• _Problem details_: Your job here is to restate every record exactly, pictures excluded.

#####

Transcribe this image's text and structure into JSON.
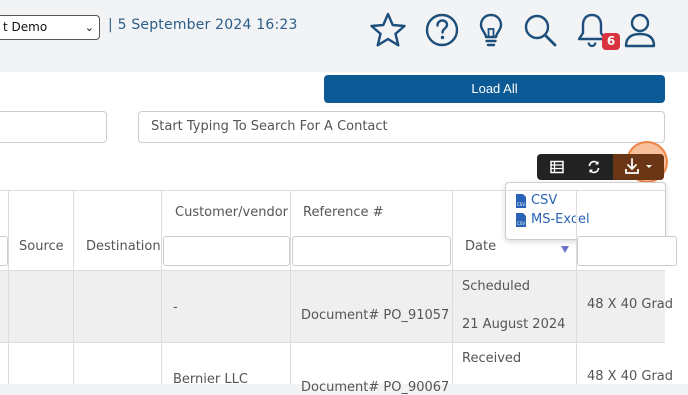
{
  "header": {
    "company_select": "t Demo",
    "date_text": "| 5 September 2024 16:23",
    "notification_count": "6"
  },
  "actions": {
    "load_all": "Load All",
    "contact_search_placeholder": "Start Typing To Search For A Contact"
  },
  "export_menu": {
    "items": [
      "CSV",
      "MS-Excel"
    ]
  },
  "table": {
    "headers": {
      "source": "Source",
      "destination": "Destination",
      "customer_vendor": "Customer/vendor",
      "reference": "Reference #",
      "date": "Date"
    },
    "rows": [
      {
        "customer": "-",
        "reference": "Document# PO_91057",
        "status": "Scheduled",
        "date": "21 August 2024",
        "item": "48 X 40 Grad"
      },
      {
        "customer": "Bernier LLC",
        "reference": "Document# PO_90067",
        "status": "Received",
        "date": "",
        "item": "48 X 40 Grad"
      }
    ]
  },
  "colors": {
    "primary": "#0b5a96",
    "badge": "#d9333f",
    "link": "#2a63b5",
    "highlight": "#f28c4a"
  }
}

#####

• _Task result_:
Transcribe this image's text and structure into JSON.
{
  "header": {
    "company_select": "t Demo",
    "date_text": "| 5 September 2024 16:23",
    "notification_count": "6"
  },
  "actions": {
    "load_all": "Load All",
    "contact_search_placeholder": "Start Typing To Search For A Contact"
  },
  "export_menu": {
    "items": [
      "CSV",
      "MS-Excel"
    ]
  },
  "table": {
    "headers": {
      "source": "Source",
      "destination": "Destination",
      "customer_vendor": "Customer/vendor",
      "reference": "Reference #",
      "date": "Date"
    },
    "rows": [
      {
        "customer": "-",
        "reference": "Document# PO_91057",
        "status": "Scheduled",
        "date": "21 August 2024",
        "item": "48 X 40 Grad"
      },
      {
        "customer": "Bernier LLC",
        "reference": "Document# PO_90067",
        "status": "Received",
        "date": "",
        "item": "48 X 40 Grad"
      }
    ]
  },
  "colors": {
    "primary": "#0b5a96",
    "badge": "#d9333f",
    "link": "#2a63b5",
    "highlight": "#f28c4a"
  }
}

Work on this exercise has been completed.